The Gaelic Books Council exists not as a publisher of Gaelic pieces, but as a council that supports and offers aid to those who wish to write and publish in the language. Their main aim is to build a capacity within the Gaelic publishing industry. They do everything from identify and support Gaelic authors, commission new pieces, develop content, market and design—all with just five staff members! In addition, the Council covers not only Scotland’s interest in the language, but overseas as well. In a world where Gaelic is so often overlooked and forgotten, it is the Gaelic Books Council’s job to remind people of the language’s presence and significance.

There have been a number of developments and innovations within the market in the past few years. In the 20th century, Gaelic publishing focused primarily on poetry, yet the 21st century saw the rise of “Gaelic punks”. Since then, freedom of expression has continued to grow within the Gaelic market. In April 2013, the very first Gaelic Science Fiction novel written by Tim Armstrong was published by CLÀR, which shows the versatility of the Gaelic market. There have also been a number of translations of well-known English titles into Gaelic as well. Some of these include: “Peter Rabbit”, “The Gruffalo”, “Dr. Jekyll and Mr. Hyde” and “MacBeth”.

But Storey states that one of the most important developments for the Gaelic language is Ur-Sgeul. Started in 2003, Ur-Sgeul promotes new Gaelic fiction and also established opportunities for new writers. It encourages new Gaelic writers, as well as a new generation of authors. There have also been collaborations with musicians as well. In addition, Ur-Sgeul also had the first ever German-Gaelic collaboration as well. Ur-Sgeul really helped set the bar in terms of the quality of writing.

Yet there also exist a number of complications within the Gaelic publishing market. One of the biggest issues is that the market itself is quite fragile. While there do exist a few Gaelic publishers, such as Acair, CLÀR, Leabhraichean Beaga, Scottish Gaelic Texts Societ, and Padua, the market for Gaelic books is currently small, which makes it difficult to be profitable.

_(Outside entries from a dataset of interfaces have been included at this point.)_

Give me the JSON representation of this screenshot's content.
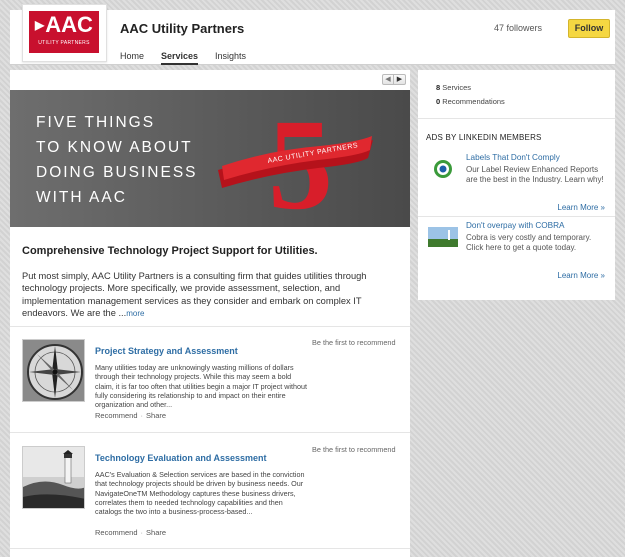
{
  "company": {
    "name": "AAC Utility Partners",
    "logo_text": "AAC",
    "logo_subtext": "UTILITY PARTNERS",
    "followers": "47 followers",
    "follow_label": "Follow"
  },
  "tabs": [
    {
      "label": "Home",
      "active": false
    },
    {
      "label": "Services",
      "active": true
    },
    {
      "label": "Insights",
      "active": false
    }
  ],
  "banner": {
    "lines": [
      "FIVE THINGS",
      "TO KNOW ABOUT",
      "DOING BUSINESS",
      "WITH AAC"
    ],
    "number": "5",
    "ribbon_text": "AAC UTILITY PARTNERS"
  },
  "description": {
    "title": "Comprehensive Technology Project Support for Utilities.",
    "body": "Put most simply, AAC Utility Partners is a consulting firm that guides utilities through technology projects. More specifically, we provide assessment, selection, and implementation management services as they consider and embark on complex IT endeavors. We are the ...",
    "more_label": "more"
  },
  "services": [
    {
      "title": "Project Strategy and Assessment",
      "recommend_first": "Be the first to recommend",
      "text": "Many utilities today are unknowingly wasting millions of dollars through their technology projects.  While this may seem a bold claim, it is far too often that utilities begin a major IT project without fully considering its relationship to and impact on their entire organization and other...",
      "recommend_label": "Recommend",
      "share_label": "Share"
    },
    {
      "title": "Technology Evaluation and Assessment",
      "recommend_first": "Be the first to recommend",
      "text": "AAC's Evaluation & Selection services are based in the conviction that technology projects should be driven by business needs. Our NavigateOneTM Methodology captures these business drivers, correlates them to needed technology capabilities and then catalogs the two into a business-process-based...",
      "recommend_label": "Recommend",
      "share_label": "Share"
    }
  ],
  "sidebar": {
    "services_count": "8",
    "services_label": "Services",
    "recommendations_count": "0",
    "recommendations_label": "Recommendations",
    "ads_heading": "ADS BY LINKEDIN MEMBERS",
    "ads": [
      {
        "title": "Labels That Don't Comply",
        "body": "Our Label Review Enhanced Reports are the best in the Industry. Learn why!",
        "learn_more": "Learn More »",
        "icon": "target-icon"
      },
      {
        "title": "Don't overpay with COBRA",
        "body": "Cobra is very costly and temporary. Click here to get a quote today.",
        "learn_more": "Learn More »",
        "icon": "landscape-icon"
      }
    ]
  },
  "colors": {
    "brand_red": "#c8102e",
    "link_blue": "#2e6da4",
    "follow_yellow": "#f5d742"
  }
}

In addition, the quality of content can also present a problem for the market as well. Because the market is small, there is always a struggle to find quality Gaelic writing, which raises a number of questions and dilemmas for Gaelic market. How do you afford Gaelic authors freedom while still maintaining standards? What role does a publishers play in this issue? How do you discourage Gaelic authors from running to Amazon?

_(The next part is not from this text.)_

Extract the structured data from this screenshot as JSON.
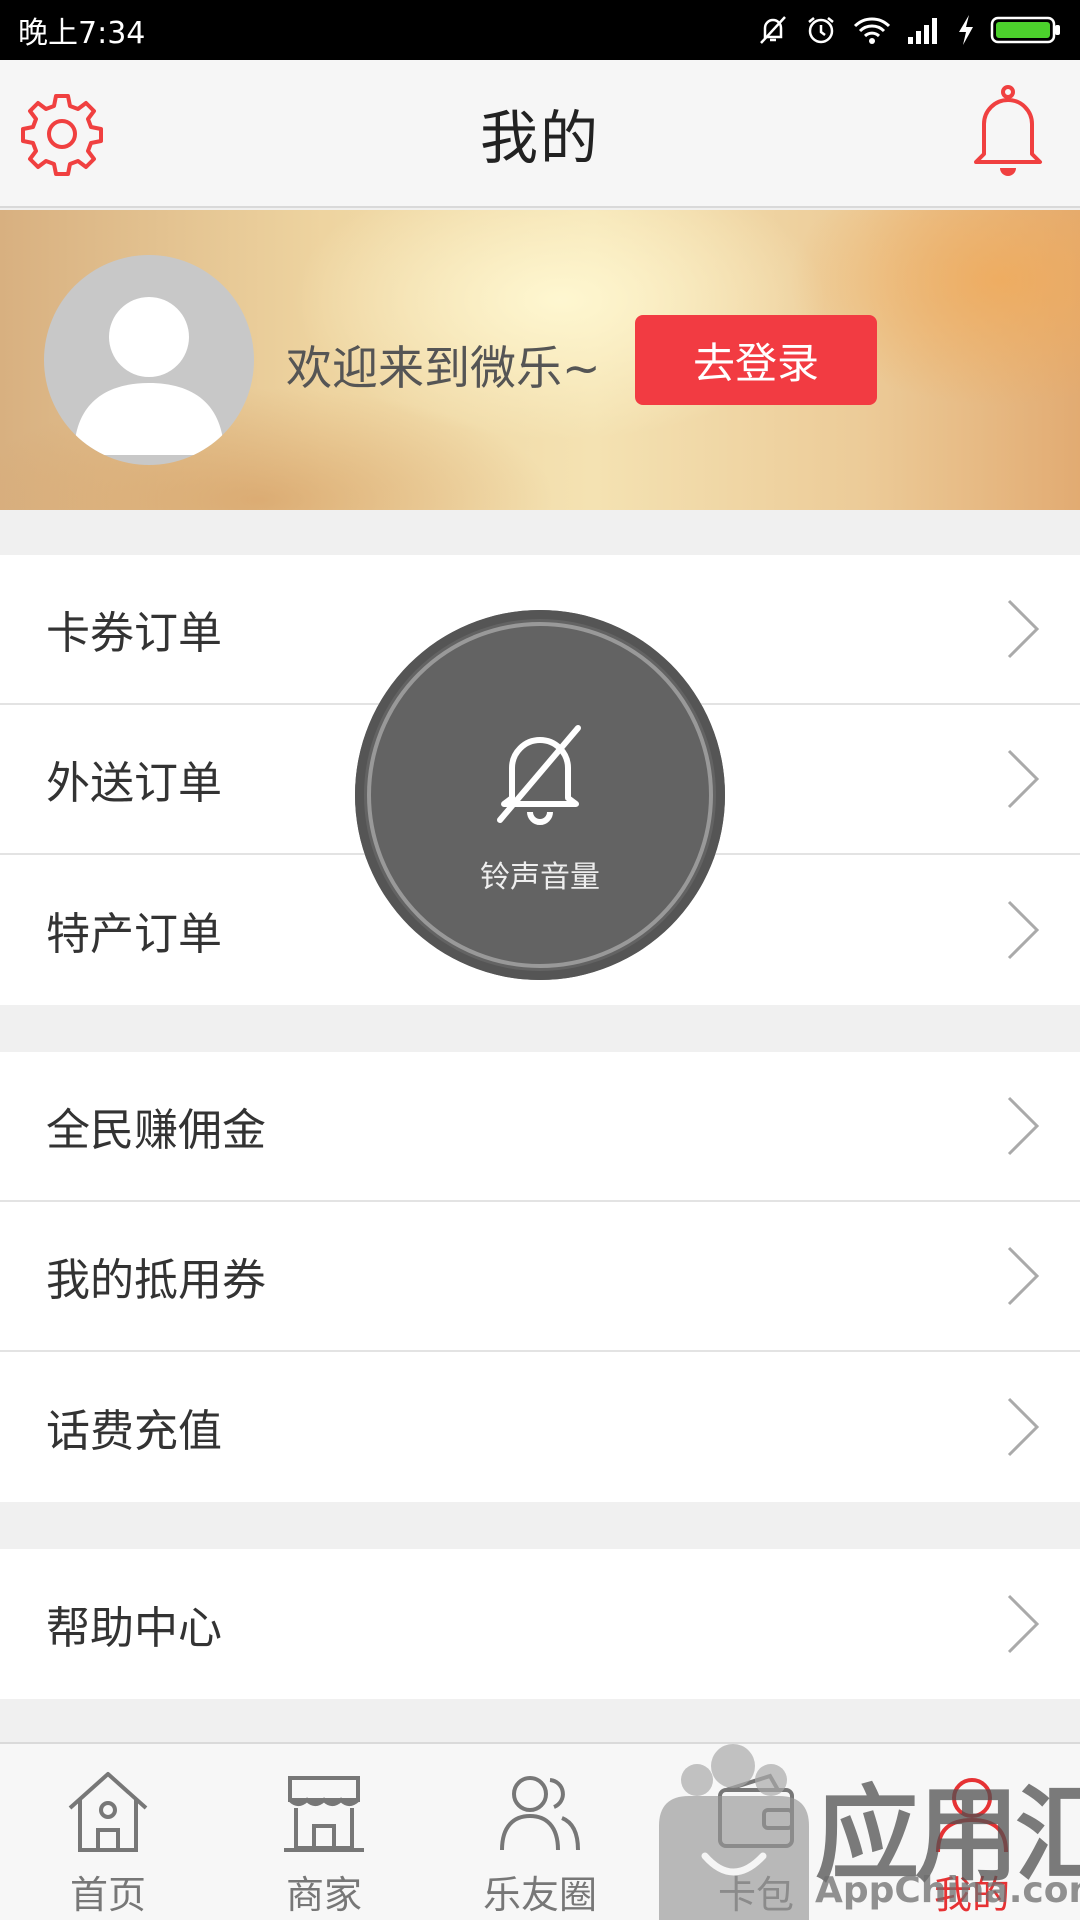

Speaking of Amazon, another issue is the limited avenues for minority languages to sell their products. Amazon still discriminates against minority languages, as was seen recently with Amazon’s lack of support for Welsh pieces on Kindle readers. The most recent statistics taken for the Gaelic market regarding ereaders showed that only 16% of Gaelic readers were interested in ereading, however, these statistics were taken in 2010 and current demands hint to the fact that these numbers have increased. With lacking support from such a well-known source like Amazon, how can Gaelic push its way into the digital marketplace? Or can Gaelic forge a digital path for itself without Amazon’s support?

And, of course, with 2014 approaching and a big decision on Scotland’s independence to be made, what will come of Gaelic publishing in the future? No matter what the outcome of the referendum, a New Scotland is on the horizon, and with it comes a new future for Gaelic and publishing.

It’s an important time for Gaelic publishing, Storey concludes, but this is just a crossroads. The 21st century affects Gaelic publishing just as much as it affects English publishing, but it also invites a mix of its own problems as well. Gaelic publishers must offer added value in their products. They need to be innovative in their approach to present content. They need to understand the brand and have strong imaginative interaction with audiences, but there are many opportunities available to make the market stronger.

In collaboration with the Gaelic Books Council, the Stirling Centre for International Publishing and Communication is offering a fully-funded scholarship for a Scottish Gaelic language student. Full details are available here.